When you have a group selection and you issue a movement order for that group by clicking, the natural expectation of the player is that the destination point will be the new "center" of the group once they arrive.
One possible approach to this problem is to compute the centroid of the group when the movement order is issued, and then construct a path from that centroid to the clicked location. You can also compute the offsets from the centroid to each unit in the group at the start of the movement order, and store this in some kind of transient "formation" data structure. When units get within a certain distance of the target point -- a good value for this distance could be the radius of the circle that encloses the full unit group(*) -- have them move to the final destination, which you can compute by applying their stored formation offset to the clicked target position.

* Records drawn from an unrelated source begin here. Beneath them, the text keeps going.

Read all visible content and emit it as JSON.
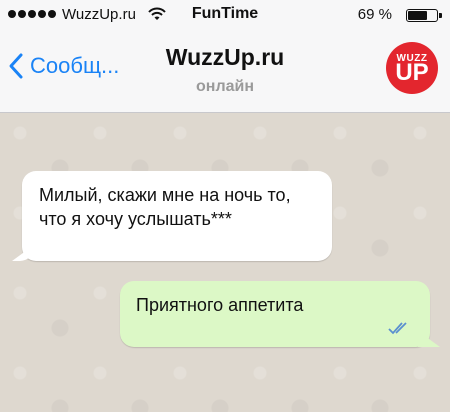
{
  "status_bar": {
    "carrier": "WuzzUp.ru",
    "time": "FunTime",
    "battery_percent_label": "69 %",
    "battery_level": 0.69
  },
  "nav_bar": {
    "back_label": "Сообщ...",
    "title": "WuzzUp.ru",
    "subtitle": "онлайн",
    "avatar_top": "WUZZ",
    "avatar_bottom": "UP",
    "accent_color": "#1a83f6",
    "avatar_color": "#e3262e"
  },
  "messages": [
    {
      "direction": "incoming",
      "text": "Милый, скажи мне на ночь то, что я хочу услышать***"
    },
    {
      "direction": "outgoing",
      "text": "Приятного аппетита",
      "status_icon": "double-check-icon"
    }
  ]
}
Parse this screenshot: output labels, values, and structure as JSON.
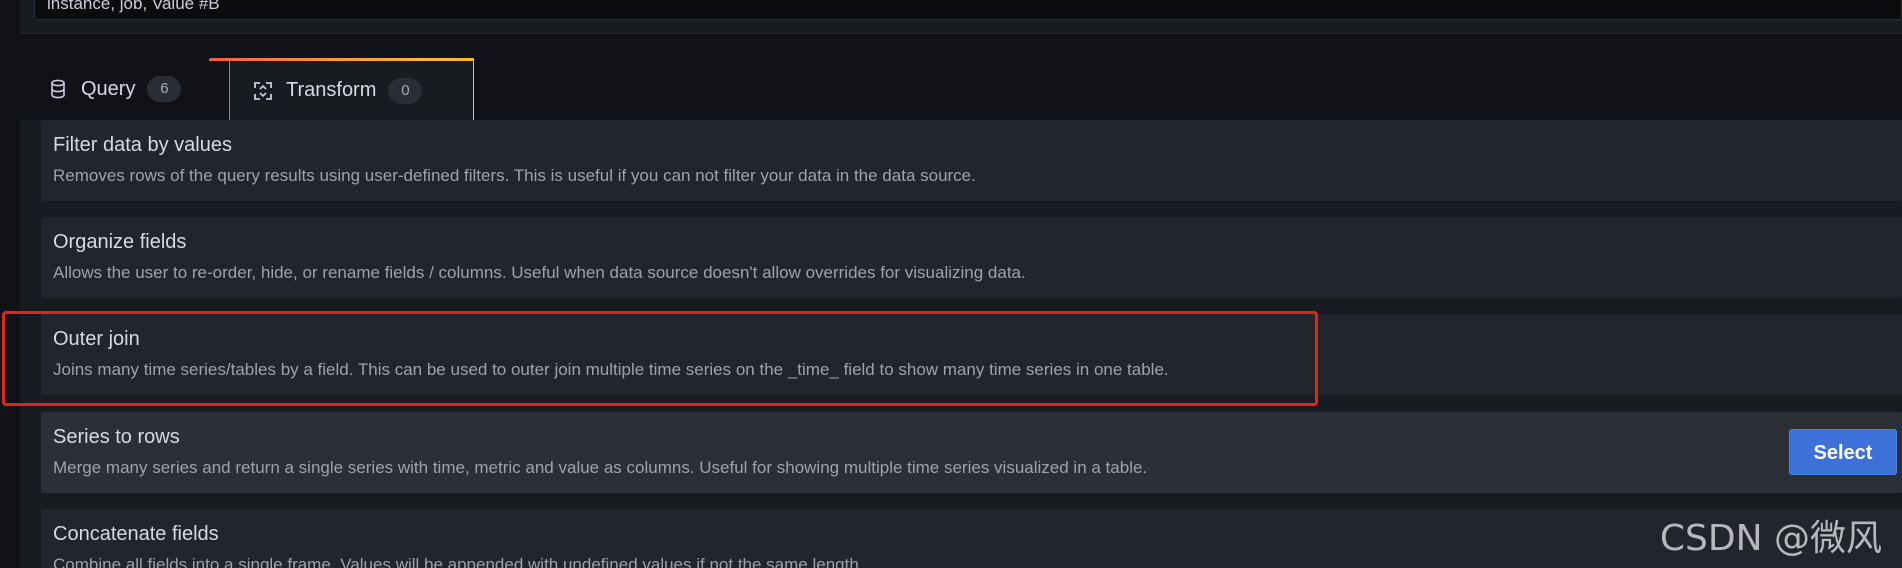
{
  "top_input": {
    "value": "instance, job, Value #B"
  },
  "tabs": [
    {
      "label": "Query",
      "count": "6",
      "icon": "database-icon"
    },
    {
      "label": "Transform",
      "count": "0",
      "icon": "transform-icon"
    }
  ],
  "transformations": [
    {
      "title": "Filter data by values",
      "description": "Removes rows of the query results using user-defined filters. This is useful if you can not filter your data in the data source."
    },
    {
      "title": "Organize fields",
      "description": "Allows the user to re-order, hide, or rename fields / columns. Useful when data source doesn't allow overrides for visualizing data."
    },
    {
      "title": "Outer join",
      "description": "Joins many time series/tables by a field. This can be used to outer join multiple time series on the _time_ field to show many time series in one table."
    },
    {
      "title": "Series to rows",
      "description": "Merge many series and return a single series with time, metric and value as columns. Useful for showing multiple time series visualized in a table.",
      "action_label": "Select"
    },
    {
      "title": "Concatenate fields",
      "description": "Combine all fields into a single frame. Values will be appended with undefined values if not the same length."
    }
  ],
  "watermark": "CSDN @微风",
  "colors": {
    "highlight": "#e3241b",
    "select_button": "#3d71d9",
    "tab_accent": "#ff8833"
  }
}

Of course, it does mean your units will try to clump up into a single tight ball while moving. You can solve this by enforcing proximity constraints, or by use the formation deltas to move the entire group "in formation." Doing either of those raises another question: you computed an A* path from one point to the other, but you aren't moving everybody exactly along that path, so how do you deal with obstacles in the way?

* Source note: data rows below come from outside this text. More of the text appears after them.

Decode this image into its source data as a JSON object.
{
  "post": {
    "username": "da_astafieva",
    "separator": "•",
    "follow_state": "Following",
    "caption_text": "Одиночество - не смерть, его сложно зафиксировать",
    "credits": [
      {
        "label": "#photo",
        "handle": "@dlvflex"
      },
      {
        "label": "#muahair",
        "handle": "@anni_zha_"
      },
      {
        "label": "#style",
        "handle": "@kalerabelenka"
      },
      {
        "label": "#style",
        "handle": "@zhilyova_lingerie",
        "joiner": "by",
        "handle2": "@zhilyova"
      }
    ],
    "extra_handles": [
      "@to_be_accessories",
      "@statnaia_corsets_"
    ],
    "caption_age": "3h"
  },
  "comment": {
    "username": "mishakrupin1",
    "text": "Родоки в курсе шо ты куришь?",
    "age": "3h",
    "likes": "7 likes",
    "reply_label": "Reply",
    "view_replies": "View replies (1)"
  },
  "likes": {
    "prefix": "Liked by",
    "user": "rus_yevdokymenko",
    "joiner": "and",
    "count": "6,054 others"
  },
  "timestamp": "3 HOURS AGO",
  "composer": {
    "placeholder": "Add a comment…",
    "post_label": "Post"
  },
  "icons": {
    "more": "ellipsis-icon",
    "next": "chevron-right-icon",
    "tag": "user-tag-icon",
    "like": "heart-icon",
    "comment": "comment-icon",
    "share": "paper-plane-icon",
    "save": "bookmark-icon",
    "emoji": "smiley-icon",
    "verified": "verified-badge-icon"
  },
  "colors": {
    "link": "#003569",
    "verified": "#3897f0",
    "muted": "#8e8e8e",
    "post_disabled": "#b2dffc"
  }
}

The solution is to employ a simpler form of local pathfinding to move units around local obstructions. Edge-walking (where you simply move a unit around the border of an obstacle until it gets back on the path or strays too far from it) can be useful because it doesn't have nearly the computational cost of A* and it will produce acceptable results for very small search spaces, which is what you're using it for.
This is good, because the main benefit of this overall approach is not doing N A* searches for N units; since A* is computationally expensive, you want to minimize its use. This approach allows you to scale up the number of units in a selection group without negatively impacting search performance (at least not linearly impacting it).
A key thing to keep in mind for pathfinding in RTS games is that a divide-and-conquer approach is going to provide huge wins, especially given the size of RTS maps and the number of pathfinding agents generally involved. Any way you can seize upon to reduce pathfinding complexity or put it into increasing granularity hierarchies will help improve the overall performance of the system.
(*) You may also want to handle "outlier" units (for example, you have five guys close together and one guy really, really far away from the others -- all selected) by adjusting their formation delta to some maximum distance from the centroid. This means the outlier will move in closer to be with his friends by the time the move ends.